Almost, almost, almost done. One more column to go, and so far it is screamingly inadequate. No surprise, given how this day began: moments before I woke, I dreamed that talk radio host Michael Savage was reading one of my pieces on air, disparaging it.

“It’s from a blog,” he said. “Or as I like to call them, blame logs. Blogs. Because that’s all they do. They blame. So this James Liiiiiiileks is writing about shaving. And I’m supposed to care. He says – no, nevermind, it’s not important.”

In my dream, I got angry: hey, shaving was a metaphor, bub. Then I woke up. Was vaguely angry at him all morning. Jerk.

No time for that, though. Got Gnat off to “day camp” – just a morning in a community center with some other kids, but she’s having fun. At least she’s not shivering under a tin roof in the rain like the last camp. Sped home, finished a column, got to work getting the rest of the stuff out of the storage room. No small task. I allowed myself a few peeks into boxes long forgotten, and yea, there were riches untold: all my comics from the early 70s. Marvel comics so old they don’t have speech balloons on the cover. (If you know the genre, you could also say “Marvel comics so old the covers have speech balloons” - the trend went back and forth.) Found all my college columns, which I’ll have to scan and print before they flake away and disintegrate. A box of journals from 1976 to 1987. From the day I left home to the year I met my wife. Eleven years of shame, I tell you – I want to burn them all, Byron-style, but I know better. Lots of magazines from the 90s: Spy magazines, WIRED, and – sob – PC Accelerator, the funniest computer magazine, evar. They all seemed like distant relics. 1998 seems like a very long time ago.

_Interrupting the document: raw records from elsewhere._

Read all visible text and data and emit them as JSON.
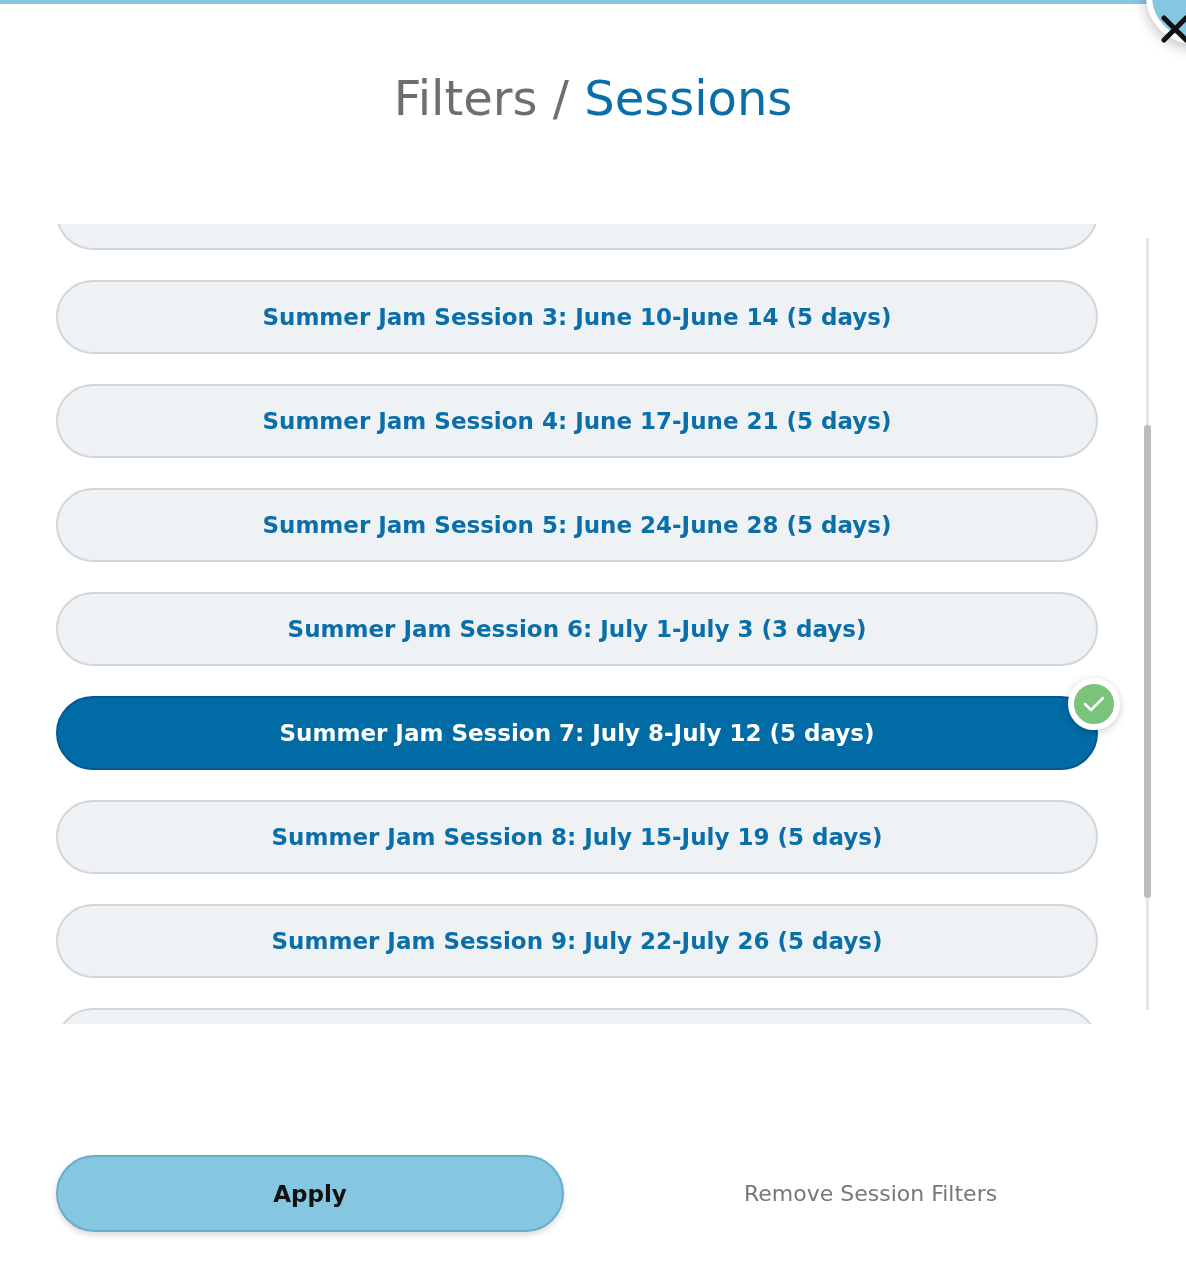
{
  "title": {
    "parent": "Filters /",
    "current": "Sessions"
  },
  "sessions": [
    {
      "label": "Summer Jam Session 3: June 10-June 14 (5 days)",
      "selected": false
    },
    {
      "label": "Summer Jam Session 4: June 17-June 21 (5 days)",
      "selected": false
    },
    {
      "label": "Summer Jam Session 5: June 24-June 28 (5 days)",
      "selected": false
    },
    {
      "label": "Summer Jam Session 6: July 1-July 3 (3 days)",
      "selected": false
    },
    {
      "label": "Summer Jam Session 7: July 8-July 12 (5 days)",
      "selected": true
    },
    {
      "label": "Summer Jam Session 8: July 15-July 19 (5 days)",
      "selected": false
    },
    {
      "label": "Summer Jam Session 9: July 22-July 26 (5 days)",
      "selected": false
    }
  ],
  "apply_button": "Apply",
  "remove_link": "Remove Session Filters"
}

Found a box of old Matt Mason toys. Found some Golden Books from my childhood. Found a huge cache of books intended for the Gallery of Regrettable Food, but never used. I tell you, when the basement room is finally done it’s going to be magnificent: not just a repository of old musty crap, but a library from which I can draw material for years to come. It’ll all be there, easily accessible. And the room is cool and damp, which means it’ll be a humidor. AND a wine cellar. If I really had a billion dollars I would install some Mac racks down there and run the site from Jasperwood, just so I could escort visiting dignitaries to the room, throw open the door, and say “gentlemen, I give you the nerve center of my cybernetic empire.” If I had visiting dignitaries.

When I was ten I saw “A Night to Remember” on TV. It made an impression, to say the least; somewhere in one of the boxes is a fifth-grade composition notebook with a drawing of the Titanic. Explosions are shooting out all four funnels. I would see the movie every two or three years – in those days, you couldn’t just get what you wanted when you wanted it. They came along on their own schedule, which made the viewings all the more special. Movies were like comets whose orbits no one had plotted. By the time I was in college I knew the movie well, and if I chanced across it while watching my 13 inch black and white, I hunkered down and bit my nails and watched it as if I’d never seen it before. That’s the thing about “A Night to Remember” – you know the ship’s going down, and you’re still stunned when it happens.

I watched it again a few nights ago. The restored Criterion disk. Still works. Still a marvel, still a wonder of grand scale, storytelling economy and special effects. There’s really very little that compares to the horror and pathos of the old butler clutching the lost boy as the ship heads down. “We’ll find your Mummy. We’ll find her.” The director – who saw the ship as a young child – captures the entire story in that heart-shredding moment. So the next night I watched Cameron’s version. I have a callus on my fast-forward finger. Technically, it’s astonishing. The scenes of the ship’s last few moments are peerless. But it’s mostly about Rose and Jack, and I couldn’t care less about either. “A Night to Remember” told ten great stories simply; “Titanic” tells one boring story at great length. And its colossal success ensures that the story will probably never be told again on the screen in my lifetime, any more than they’ll remake “Gone With the Wind.” Watching it against I realize that the cumulative force of the movie, its overwhelming visual accuracy, drove out any caveats I had when I saw it on the big screen. But the mediocrity at the heart of the drama is apparent when you see it again. This movie ended interest in the Titanic, for the most part. It made the ship “hot,” thereby ensuring it would eventually be “not.”

I wonder if thirty years hence 9/11 will be the Titanic for a new generation, and thirty years after that, be revived again. Same meme: new century, defining catastrophe, human drama non pariel.

Anyway. Back to work. Here’s this week’s Stagworld update. Smarm awaits; click at your own peril.


Amazon Honor SystemClick Here to PayLearn More
c. 1995-2004 j. lileks